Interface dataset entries
· · · ·
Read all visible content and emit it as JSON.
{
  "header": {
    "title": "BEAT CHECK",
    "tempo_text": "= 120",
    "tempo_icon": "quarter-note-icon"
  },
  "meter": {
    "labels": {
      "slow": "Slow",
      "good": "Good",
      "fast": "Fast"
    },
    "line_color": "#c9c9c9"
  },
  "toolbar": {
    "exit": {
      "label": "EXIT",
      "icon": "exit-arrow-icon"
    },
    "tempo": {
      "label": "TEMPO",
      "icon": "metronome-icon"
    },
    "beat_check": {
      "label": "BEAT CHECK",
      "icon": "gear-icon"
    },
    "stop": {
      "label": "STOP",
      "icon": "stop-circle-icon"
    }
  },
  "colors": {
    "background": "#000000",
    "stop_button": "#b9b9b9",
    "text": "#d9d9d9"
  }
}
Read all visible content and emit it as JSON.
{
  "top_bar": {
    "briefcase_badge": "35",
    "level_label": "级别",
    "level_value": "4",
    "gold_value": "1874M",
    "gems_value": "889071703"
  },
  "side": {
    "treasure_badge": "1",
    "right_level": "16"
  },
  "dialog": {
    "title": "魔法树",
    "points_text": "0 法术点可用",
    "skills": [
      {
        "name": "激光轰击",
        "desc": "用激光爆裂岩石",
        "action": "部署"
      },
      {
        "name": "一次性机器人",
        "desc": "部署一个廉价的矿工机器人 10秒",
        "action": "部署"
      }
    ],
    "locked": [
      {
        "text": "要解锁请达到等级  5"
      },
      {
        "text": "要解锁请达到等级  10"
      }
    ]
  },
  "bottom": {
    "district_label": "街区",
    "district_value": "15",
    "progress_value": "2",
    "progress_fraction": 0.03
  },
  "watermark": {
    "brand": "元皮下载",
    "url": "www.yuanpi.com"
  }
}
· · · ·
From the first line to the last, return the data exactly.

Finished exercise =>
Read all visible content and emit it as JSON.
{
  "header": {
    "title": "BEAT CHECK",
    "tempo_text": "= 120",
    "tempo_icon": "quarter-note-icon"
  },
  "meter": {
    "labels": {
      "slow": "Slow",
      "good": "Good",
      "fast": "Fast"
    },
    "line_color": "#c9c9c9"
  },
  "toolbar": {
    "exit": {
      "label": "EXIT",
      "icon": "exit-arrow-icon"
    },
    "tempo": {
      "label": "TEMPO",
      "icon": "metronome-icon"
    },
    "beat_check": {
      "label": "BEAT CHECK",
      "icon": "gear-icon"
    },
    "stop": {
      "label": "STOP",
      "icon": "stop-circle-icon"
    }
  },
  "colors": {
    "background": "#000000",
    "stop_button": "#b9b9b9",
    "text": "#d9d9d9"
  }
}
Read all visible content and emit it as JSON.
{
  "top_bar": {
    "briefcase_badge": "35",
    "level_label": "级别",
    "level_value": "4",
    "gold_value": "1874M",
    "gems_value": "889071703"
  },
  "side": {
    "treasure_badge": "1",
    "right_level": "16"
  },
  "dialog": {
    "title": "魔法树",
    "points_text": "0 法术点可用",
    "skills": [
      {
        "name": "激光轰击",
        "desc": "用激光爆裂岩石",
        "action": "部署"
      },
      {
        "name": "一次性机器人",
        "desc": "部署一个廉价的矿工机器人 10秒",
        "action": "部署"
      }
    ],
    "locked": [
      {
        "text": "要解锁请达到等级  5"
      },
      {
        "text": "要解锁请达到等级  10"
      }
    ]
  },
  "bottom": {
    "district_label": "街区",
    "district_value": "15",
    "progress_value": "2",
    "progress_fraction": 0.03
  },
  "watermark": {
    "brand": "元皮下载",
    "url": "www.yuanpi.com"
  }
}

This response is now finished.